IOWA CITY, Iowa -- George Maxwell, Chris Passler, Diane Kirshnamurti, and Heruy Mebrahtu are among a small but growing number of University of Iowa law students who are representing asylum seekers who have recently arrived to Iowa. It is likely that without the students' no-fee service or that provided by a marginal number of immigration law practitioners, the recently arrived immigrants -- none of whom have a legal right to publicly-funded counsel -- would face imminent harm if ordered to return to their homelands.

This year, 13 law students interning at the UI's Legal Clinic are working on immigration law projects and many of those students have winning courtroom experience. The Clinic students have been successful in getting affirmative rulings from Immigration and Naturalization Service (INS) officials and have been victorious in most of their cases argued before immigration judges.
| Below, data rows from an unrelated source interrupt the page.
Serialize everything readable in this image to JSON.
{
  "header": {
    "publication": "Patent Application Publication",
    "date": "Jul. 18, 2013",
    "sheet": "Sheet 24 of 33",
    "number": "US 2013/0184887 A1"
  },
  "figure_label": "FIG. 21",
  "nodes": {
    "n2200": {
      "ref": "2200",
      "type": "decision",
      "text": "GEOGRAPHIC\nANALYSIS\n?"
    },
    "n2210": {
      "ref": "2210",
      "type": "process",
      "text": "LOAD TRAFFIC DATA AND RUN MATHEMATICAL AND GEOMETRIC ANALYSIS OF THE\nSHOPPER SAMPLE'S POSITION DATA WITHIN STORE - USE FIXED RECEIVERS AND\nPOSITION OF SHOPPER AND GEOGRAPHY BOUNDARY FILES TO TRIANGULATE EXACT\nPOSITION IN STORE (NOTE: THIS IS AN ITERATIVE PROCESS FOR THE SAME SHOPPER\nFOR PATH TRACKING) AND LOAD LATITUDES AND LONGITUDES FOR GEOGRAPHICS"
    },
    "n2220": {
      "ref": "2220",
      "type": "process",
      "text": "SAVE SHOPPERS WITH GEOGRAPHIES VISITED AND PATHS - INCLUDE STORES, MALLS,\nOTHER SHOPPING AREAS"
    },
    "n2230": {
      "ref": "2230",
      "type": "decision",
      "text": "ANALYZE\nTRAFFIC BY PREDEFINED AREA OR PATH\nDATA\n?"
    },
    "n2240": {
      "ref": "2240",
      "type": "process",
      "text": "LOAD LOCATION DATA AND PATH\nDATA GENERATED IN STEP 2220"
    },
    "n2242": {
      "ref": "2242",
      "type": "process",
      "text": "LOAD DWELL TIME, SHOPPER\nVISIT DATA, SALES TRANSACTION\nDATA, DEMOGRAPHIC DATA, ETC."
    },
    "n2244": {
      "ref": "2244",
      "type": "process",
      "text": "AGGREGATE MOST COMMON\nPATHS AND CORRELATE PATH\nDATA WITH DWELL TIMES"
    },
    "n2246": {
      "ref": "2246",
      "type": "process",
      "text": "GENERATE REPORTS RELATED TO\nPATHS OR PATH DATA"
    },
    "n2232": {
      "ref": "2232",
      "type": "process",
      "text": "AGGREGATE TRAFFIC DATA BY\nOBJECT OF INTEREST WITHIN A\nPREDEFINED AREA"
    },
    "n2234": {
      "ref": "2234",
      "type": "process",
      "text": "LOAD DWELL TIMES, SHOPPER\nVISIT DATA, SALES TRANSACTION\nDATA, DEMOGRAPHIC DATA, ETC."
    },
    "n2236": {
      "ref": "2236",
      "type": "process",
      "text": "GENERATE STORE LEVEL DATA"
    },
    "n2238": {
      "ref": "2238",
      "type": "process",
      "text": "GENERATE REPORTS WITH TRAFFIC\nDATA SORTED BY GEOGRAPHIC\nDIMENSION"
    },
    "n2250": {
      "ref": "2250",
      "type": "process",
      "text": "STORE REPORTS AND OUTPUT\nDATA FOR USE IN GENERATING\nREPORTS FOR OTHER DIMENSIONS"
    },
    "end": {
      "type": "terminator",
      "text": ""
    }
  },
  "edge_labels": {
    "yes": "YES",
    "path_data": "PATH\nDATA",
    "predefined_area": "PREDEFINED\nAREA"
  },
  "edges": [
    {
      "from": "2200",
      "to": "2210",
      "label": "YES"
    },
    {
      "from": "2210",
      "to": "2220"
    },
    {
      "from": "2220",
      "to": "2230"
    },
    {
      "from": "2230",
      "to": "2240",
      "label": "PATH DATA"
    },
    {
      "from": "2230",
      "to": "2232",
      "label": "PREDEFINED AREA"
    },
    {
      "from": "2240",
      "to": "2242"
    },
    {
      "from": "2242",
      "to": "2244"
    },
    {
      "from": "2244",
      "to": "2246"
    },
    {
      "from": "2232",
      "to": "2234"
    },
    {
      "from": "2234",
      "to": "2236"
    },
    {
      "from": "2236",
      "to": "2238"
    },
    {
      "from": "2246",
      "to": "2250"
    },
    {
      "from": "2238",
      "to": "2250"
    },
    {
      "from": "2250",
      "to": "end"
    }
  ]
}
Among those students with winning experience is Mebrahtu, a third-year law student who explains that an asylum seeker gets representation from the Clinic after it's determined that the immigrant has a strong claim. Law students represent those asylum seekers in the INS' asylum office as well as the immigration court. Mebrahtu says Clinic students gather supporting documents that corroborate immigrants' claims of abuse or possible retribution that might befall them because of their political or other beliefs.

Last Tuesday Maxwell and Passler represented a Congolese man's asylum claim before an INS immigration judge in Council Bluffs. Maxwell says that although he can't talk specifically about his client's case, he says most asylum seekers are from places with oppressive regimes or places torn by civil war.

"They flee their homeland because some group or the government has singled them out for persecution because of their characteristics, such as political opinion, religion or membership in a social group. They tell stories of them or their family members of a social group being raped, beaten, killed, or imprisoned. Sometimes these asylum seekers have actually been the victims of physical torture or persecution, Maxwell says.

Many of those immigrants needing the students' help do not understand English or the American judicial system. Without counsel, Maxwell says, the immigrants might not be able to effectively advance their legal arguments. Complicating immigrants' claims for asylum is that many do not have witnesses to support them. In some cases, UI law students have been able to get affidavits from witnesses still abroad.

Law professors Barbara Schwartz and Reta Noblett-Feld supervise the Clinic students' work, although students are given wide latitude in their decision making. Immigration law, Schwartz says, is an area that is frequently practiced in law school clinics because most immigrants can't afford counsel. Students, in return for their services, gain valuable courtroom and legal experience.

Schwartz is a member of the Iowa/Nebraska chapter of the American Immigration Lawyers Association; with roughly 15 members it is the largest bar group of immigration lawyers in the state. Immigration law, she says, is fertile ground for new attorneys given the steadily increasing population of Iowa immigrants.

"There is a huge demand for immigrant legal representation. About half of the cases the Clinic handles are asylum cases. The Clinic may be the only one of its kind in the state that offers this service for free," Schwartz says.

"Immigrants needing help are from all over the world -- Bosnia, countries of the former Soviet Union, Africa, and elsewhere. I even have a client who needs help who was adopted as a toddler from Canada by an Iowa couple," Schwartz says.

As the number of high-tech jobs continue to attract immigrants to Iowa, there is the increased likelihood that there will be a rise in the number of immigration attorneys, particularly in the
Des Moines area, Schwartz says.

Mebrahtu says taking on meritorious claims is hard but satisfying work. He hasn't decided which area of law he'd like to practice, but the California native says immigration law is one in which he would consider specializing.